Even though most companies pay attention to workplace safety, it’s surprising how easy it is to get hurt or sick in the workplace. Whether it is an injury from the tools you use day to day, known or unknown toxic chemicals or hazardous materials, shared germs or toxic co-workers, your workplace could be hazardous to your health.

PTO vs. Sick Days
Some companies give their employees “sick days” to encourage them to stay home when they’re ill. This may have created an incentive for people to be “sick” in order to have extra days off. In recent years PTO (Personal time off), which can be used either for sick days or vacation time may have created an incentive for people to go to work when they’re sick.

Shared Germs
People bring their kids’ colds or flus to work making the workplace as much a breeding ground for this year’s bugs as the daycare centers where their children picked up theirs.

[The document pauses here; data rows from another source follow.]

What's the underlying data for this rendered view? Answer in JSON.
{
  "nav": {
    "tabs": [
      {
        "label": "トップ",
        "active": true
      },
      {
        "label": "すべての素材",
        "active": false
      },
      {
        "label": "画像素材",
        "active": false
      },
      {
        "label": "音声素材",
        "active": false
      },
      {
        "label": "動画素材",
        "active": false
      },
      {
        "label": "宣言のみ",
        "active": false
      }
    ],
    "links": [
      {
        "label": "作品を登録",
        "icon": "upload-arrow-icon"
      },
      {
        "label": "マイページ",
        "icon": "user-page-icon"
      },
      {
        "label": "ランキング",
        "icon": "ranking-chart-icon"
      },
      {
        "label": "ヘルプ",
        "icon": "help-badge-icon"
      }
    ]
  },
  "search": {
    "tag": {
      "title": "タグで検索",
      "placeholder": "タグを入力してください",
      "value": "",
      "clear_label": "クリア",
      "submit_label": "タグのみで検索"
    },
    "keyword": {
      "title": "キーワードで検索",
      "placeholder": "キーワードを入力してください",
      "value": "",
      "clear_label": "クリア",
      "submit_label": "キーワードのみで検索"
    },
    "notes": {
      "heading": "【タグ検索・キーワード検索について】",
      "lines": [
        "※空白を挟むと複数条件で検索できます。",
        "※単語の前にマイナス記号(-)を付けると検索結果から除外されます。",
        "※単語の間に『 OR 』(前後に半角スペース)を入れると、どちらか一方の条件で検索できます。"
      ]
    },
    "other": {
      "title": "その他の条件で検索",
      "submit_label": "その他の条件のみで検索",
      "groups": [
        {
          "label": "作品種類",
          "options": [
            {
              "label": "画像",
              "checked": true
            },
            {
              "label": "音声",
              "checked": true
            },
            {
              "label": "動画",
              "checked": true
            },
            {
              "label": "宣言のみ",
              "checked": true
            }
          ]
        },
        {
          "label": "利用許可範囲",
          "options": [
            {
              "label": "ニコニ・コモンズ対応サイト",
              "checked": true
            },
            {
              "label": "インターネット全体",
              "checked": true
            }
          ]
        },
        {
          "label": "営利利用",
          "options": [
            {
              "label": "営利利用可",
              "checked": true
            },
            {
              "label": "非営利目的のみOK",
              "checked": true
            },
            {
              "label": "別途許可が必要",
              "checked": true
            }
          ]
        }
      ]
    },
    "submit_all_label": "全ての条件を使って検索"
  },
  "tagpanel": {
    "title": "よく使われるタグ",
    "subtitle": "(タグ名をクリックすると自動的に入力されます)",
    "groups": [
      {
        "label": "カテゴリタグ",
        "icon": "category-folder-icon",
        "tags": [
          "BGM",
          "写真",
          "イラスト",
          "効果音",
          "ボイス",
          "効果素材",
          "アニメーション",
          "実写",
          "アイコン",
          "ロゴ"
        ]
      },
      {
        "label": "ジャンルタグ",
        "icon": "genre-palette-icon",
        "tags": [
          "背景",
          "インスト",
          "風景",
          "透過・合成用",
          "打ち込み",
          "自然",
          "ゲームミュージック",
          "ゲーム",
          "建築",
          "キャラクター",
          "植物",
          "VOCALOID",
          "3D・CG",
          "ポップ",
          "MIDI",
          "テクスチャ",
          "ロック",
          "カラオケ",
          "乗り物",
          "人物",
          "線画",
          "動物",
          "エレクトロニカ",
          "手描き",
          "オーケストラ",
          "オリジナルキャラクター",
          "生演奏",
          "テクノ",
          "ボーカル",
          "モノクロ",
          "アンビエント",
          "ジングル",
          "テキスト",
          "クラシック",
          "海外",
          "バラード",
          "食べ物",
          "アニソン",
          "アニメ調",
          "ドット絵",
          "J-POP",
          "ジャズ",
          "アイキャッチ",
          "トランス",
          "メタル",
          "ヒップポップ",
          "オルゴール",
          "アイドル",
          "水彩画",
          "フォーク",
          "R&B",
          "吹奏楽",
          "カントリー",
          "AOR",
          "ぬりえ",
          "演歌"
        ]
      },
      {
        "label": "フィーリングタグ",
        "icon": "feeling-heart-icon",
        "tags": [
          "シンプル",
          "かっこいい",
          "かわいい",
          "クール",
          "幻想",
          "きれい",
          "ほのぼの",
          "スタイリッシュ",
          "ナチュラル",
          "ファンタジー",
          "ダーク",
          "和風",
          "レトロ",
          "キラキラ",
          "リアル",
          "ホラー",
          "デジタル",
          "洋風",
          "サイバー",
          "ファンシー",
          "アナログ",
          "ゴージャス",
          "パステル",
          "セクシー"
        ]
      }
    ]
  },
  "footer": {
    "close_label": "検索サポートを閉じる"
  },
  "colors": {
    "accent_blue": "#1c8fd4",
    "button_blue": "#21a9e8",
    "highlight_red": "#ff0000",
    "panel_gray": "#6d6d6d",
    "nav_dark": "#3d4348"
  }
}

Repetitive Strain and Ergonomics
As more workers use computers and the incidence of repetitive strain injury grows significantly, ergonomics has become more important. Many companies offer their employees free ergonomic evaluations and willingly pay to correct ergonomic problems in an attempt to prevent repetitive strain injuries like carpal tunnel. Ergonomic chairs, workspaces and computer setups are common in today’s workplace, and yet so is carpal tunnel and other repetitive strain injuries.

Toxic Chemicals or Hazardous Materials
Due to the presence of toxic chemicals and hazardous materials some work environments aren’t especially healthy places. There may be hazardous materials in the ceiling, substances you’re allergic to in the carpets, a persistent draft in your work area, or you may even work with toxic chemicals on a day-to-day basis.

Toxic Co-Workers
The people you work with can be toxic too. Your boss, a co-worker, or a colleague in another part of the company may have a toxic effect on you. Whether it takes the form of bullying, discrimination, ruthless competition or sexual harassment, the people you work with can interfere with your health.

Is your workplace hazardous to your health?
If so, what can you do to safeguard your health?

What you can do to Author Your Own Health So You Can perform like a Superstar at work and in the rest of your life

First, notice the factors that could be eroding your health.

• Constant Stretch Goals or Aggressive Deadlines?
• Business Travel?
• The stresses and strains of the Global Workplace?
• Other Issues?

Off the Job Issues
• Home?
• Juggling too Much?
• Other Issues?

• Shared germs?
• Ergonomics?
• Toxic Chemical and Hazardous materials?
• Toxic People?
• Other Issues?

Second, notice when and how do you tend to get sick?

Do you tend to get sick right after you’ve completed a big project?
Or a week before it’s due?

Do you tend to get a migraine the day before a big presentation?

Do you tend to get sick every time your children bring something home?

Third, are you noticing some limits you have that you weren’t previously aware of?

Have you tackled too much simultaneously at work and at home?

Are there issues in your workplace that are having a bigger effect on you than you realized?

Are you noticing that business travel or another work activity is having an impact on your health?

Fourth, with your new awareness what changes can you make to counteract the health erosion?

Here are some possibilities:

If you find that you are getting sick every time your children bring something home from school or daycare, you may want to look at how much sleep you’re getting, your nutrition, and other ways of shoring up your immune system.

If you notice that you get severe repetitive strain issues the week before a deadline, what can you do to prevent this from happening each time?

If you find you have tackled too much simultaneously at work and at home, take a look to see if there any tasks that you can cut back on, or get help with.

The bottom line is that health is the foundation of your ability to live the life you want. Cultivating your health is the single most important thing you can do to create the foundation for your professional success.

Author's Bio: 

Nina Price is a Licensed Acupuncturist, Business and Wellness Coach who helps people “push the reset button” on their health, their careers, and the rest of their lives, so that they can prevent burnout and have the professional life they want, no matter what happens. Please visit ninaprice.com.